Nash used to be Justin Wah laxbut he moved his family to Nashville. We hope he's doing well. No, I think no. Is it no income tax in Tennessee, so Ithink a lot of people are moving Nashville for that reason. But nevertheless,KLG is now the host, handing over the reins officially to you as wesuppress stop recording and we'll hear the show every Monday from here to eternity.Can't wait. Thanks a lot, Casey, and and folks. Thanks for listeningand stay tuned to make sure you're subscribed to the revenue collective podcast.Will Talk to you next time. Hey, everybody. So that's that's KGL.That's Casey, Gordon Lett. She is going to be the new anchorhost of the revenue collective podcast. She's going to be bringing you great stories, human stories from both revenue collective members and inspirational leaders, innovators and humansfrom the rest of the world that are not members reven e collective yet.So if you want to be a guest on the show, if you havean interesting story to tell, please reach out to her, case Kacie atrevenue collectivecom. You can also, of course, reach out to me,Sam at Revenue Collectivecom. Once again, we want to thank our incredible sponsor, Gong Gong Dot io, forwards lash RC. We're going to have newsponsors as well, but Gong is really one of the early pioneers and helpingus get the refine collective podcast off the ground. and stay tuned for moreepisodes, because we've got so many great guests and so many great things happeningfrom the revenue collective podcast and we're actually going to be working towards over thecourse of the next probably six months, making it a daily podcast so thatif you are out there in the world and you like to consume your informationthrough your ears as opposed to reading it through your eyes, we've got youcovered. So if you want to reach out to me again, my email, Sam at Revenue Collectivecom if you have any questions and your revenue collective member, always drop into help desk and slack. That's that's the name of the channel. Hashtag help underscore desk, regardless of whether and executive her associate,and we hope to hear from you. But beyond that, welcome Casey tobe the new host of the revenue collective podcast. Were so excited to haveyou and we hope you keep listening, so make sure you subscribe, giveus five stars on Itunes and we'll talk to you next time.
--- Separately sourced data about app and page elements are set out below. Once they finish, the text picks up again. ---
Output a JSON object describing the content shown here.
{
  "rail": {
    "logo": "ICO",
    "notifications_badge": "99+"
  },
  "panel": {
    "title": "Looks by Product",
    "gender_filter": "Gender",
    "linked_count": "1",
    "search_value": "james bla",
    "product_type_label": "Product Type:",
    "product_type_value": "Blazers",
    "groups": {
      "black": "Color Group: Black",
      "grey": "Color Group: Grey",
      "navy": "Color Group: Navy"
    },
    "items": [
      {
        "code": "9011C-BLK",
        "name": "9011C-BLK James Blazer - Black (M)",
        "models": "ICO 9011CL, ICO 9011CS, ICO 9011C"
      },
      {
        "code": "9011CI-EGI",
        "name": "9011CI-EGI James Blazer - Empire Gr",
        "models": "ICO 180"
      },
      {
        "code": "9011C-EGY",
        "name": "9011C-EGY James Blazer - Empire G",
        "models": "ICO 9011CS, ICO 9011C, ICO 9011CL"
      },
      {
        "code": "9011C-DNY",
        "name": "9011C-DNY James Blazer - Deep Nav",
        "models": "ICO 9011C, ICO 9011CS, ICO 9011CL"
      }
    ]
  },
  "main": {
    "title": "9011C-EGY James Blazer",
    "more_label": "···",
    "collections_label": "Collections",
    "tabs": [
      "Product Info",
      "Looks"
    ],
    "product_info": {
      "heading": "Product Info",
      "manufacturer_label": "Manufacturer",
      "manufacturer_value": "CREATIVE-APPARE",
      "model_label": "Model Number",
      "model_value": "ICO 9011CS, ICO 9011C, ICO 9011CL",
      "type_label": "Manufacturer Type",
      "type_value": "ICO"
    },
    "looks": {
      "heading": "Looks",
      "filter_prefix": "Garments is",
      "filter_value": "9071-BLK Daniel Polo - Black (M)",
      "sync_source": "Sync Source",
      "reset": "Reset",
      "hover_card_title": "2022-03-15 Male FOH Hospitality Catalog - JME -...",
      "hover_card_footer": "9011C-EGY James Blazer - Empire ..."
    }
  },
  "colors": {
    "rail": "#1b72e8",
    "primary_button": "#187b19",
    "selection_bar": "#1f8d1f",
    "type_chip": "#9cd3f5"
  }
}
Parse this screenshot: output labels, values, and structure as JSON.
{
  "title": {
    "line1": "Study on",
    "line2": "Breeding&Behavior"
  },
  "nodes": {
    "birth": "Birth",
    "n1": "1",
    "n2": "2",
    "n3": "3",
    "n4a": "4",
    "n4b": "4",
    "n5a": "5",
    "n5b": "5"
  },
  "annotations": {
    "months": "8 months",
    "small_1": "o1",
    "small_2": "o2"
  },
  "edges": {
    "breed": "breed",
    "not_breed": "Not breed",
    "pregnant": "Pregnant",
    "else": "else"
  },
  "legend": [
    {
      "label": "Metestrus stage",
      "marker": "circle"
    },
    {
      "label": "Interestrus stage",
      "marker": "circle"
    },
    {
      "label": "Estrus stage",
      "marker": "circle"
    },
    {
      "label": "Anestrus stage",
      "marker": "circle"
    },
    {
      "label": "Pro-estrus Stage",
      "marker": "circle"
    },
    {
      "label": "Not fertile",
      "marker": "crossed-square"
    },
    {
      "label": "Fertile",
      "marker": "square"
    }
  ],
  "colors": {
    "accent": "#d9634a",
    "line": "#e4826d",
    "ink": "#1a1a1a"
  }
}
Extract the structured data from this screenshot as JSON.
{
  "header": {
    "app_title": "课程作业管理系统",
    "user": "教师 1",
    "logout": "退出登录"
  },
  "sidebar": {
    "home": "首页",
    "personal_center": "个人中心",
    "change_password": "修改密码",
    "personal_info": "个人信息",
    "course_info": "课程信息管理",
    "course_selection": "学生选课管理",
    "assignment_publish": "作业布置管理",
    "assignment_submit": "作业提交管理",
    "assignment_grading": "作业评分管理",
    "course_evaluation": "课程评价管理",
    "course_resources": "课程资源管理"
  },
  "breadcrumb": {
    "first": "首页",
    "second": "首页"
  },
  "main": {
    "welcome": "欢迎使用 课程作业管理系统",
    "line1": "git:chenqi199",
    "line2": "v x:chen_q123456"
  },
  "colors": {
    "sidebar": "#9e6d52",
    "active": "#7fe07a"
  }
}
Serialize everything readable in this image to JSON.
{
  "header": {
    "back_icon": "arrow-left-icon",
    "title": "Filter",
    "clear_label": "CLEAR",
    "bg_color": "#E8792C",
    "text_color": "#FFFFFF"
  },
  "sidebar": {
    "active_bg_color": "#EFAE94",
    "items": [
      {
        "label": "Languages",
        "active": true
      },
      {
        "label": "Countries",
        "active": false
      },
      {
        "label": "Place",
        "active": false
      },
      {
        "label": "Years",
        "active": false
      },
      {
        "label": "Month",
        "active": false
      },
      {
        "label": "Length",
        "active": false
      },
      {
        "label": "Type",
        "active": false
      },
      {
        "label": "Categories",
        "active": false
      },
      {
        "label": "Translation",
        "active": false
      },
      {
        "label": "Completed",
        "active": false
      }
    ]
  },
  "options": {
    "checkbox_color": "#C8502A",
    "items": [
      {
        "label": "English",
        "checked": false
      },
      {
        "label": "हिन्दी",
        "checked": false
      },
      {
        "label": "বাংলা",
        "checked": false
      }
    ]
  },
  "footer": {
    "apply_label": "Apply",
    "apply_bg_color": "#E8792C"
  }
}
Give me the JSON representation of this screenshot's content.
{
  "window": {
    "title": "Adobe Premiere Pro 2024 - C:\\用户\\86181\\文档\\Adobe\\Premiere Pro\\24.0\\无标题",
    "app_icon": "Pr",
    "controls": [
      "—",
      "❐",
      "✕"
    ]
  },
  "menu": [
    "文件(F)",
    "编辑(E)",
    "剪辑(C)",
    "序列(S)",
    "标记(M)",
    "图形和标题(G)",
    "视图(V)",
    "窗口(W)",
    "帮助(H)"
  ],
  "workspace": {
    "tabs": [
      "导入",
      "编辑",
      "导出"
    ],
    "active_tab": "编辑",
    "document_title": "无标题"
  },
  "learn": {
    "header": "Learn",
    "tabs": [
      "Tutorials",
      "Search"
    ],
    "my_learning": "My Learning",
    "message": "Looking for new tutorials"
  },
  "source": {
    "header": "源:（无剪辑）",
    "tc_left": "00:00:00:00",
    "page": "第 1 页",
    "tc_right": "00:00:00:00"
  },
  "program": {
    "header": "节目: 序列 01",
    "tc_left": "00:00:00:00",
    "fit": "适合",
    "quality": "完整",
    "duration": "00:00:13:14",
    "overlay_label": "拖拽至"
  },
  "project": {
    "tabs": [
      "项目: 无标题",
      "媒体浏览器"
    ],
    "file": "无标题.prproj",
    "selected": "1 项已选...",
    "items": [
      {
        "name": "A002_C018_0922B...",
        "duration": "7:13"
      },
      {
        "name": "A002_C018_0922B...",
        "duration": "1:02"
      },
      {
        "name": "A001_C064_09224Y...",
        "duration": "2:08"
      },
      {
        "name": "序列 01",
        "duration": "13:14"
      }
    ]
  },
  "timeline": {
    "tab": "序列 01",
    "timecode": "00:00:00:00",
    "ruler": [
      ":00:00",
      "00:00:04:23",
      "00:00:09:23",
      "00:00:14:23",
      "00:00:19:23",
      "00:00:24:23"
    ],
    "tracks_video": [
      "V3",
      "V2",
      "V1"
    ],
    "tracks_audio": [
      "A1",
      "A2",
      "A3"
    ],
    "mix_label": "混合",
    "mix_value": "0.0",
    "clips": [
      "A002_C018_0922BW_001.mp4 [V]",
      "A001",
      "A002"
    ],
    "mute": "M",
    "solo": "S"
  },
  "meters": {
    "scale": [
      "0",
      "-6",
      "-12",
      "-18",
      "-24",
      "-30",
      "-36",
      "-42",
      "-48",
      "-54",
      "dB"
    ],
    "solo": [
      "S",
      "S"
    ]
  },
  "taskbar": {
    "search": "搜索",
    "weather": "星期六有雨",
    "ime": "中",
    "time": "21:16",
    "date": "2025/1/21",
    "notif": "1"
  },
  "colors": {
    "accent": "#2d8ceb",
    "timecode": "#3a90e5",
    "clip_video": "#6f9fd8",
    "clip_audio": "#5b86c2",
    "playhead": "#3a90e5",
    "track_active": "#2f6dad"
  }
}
In-Stream Audio Search

NEW

Search across all episodes within this podcast

Episodes (192)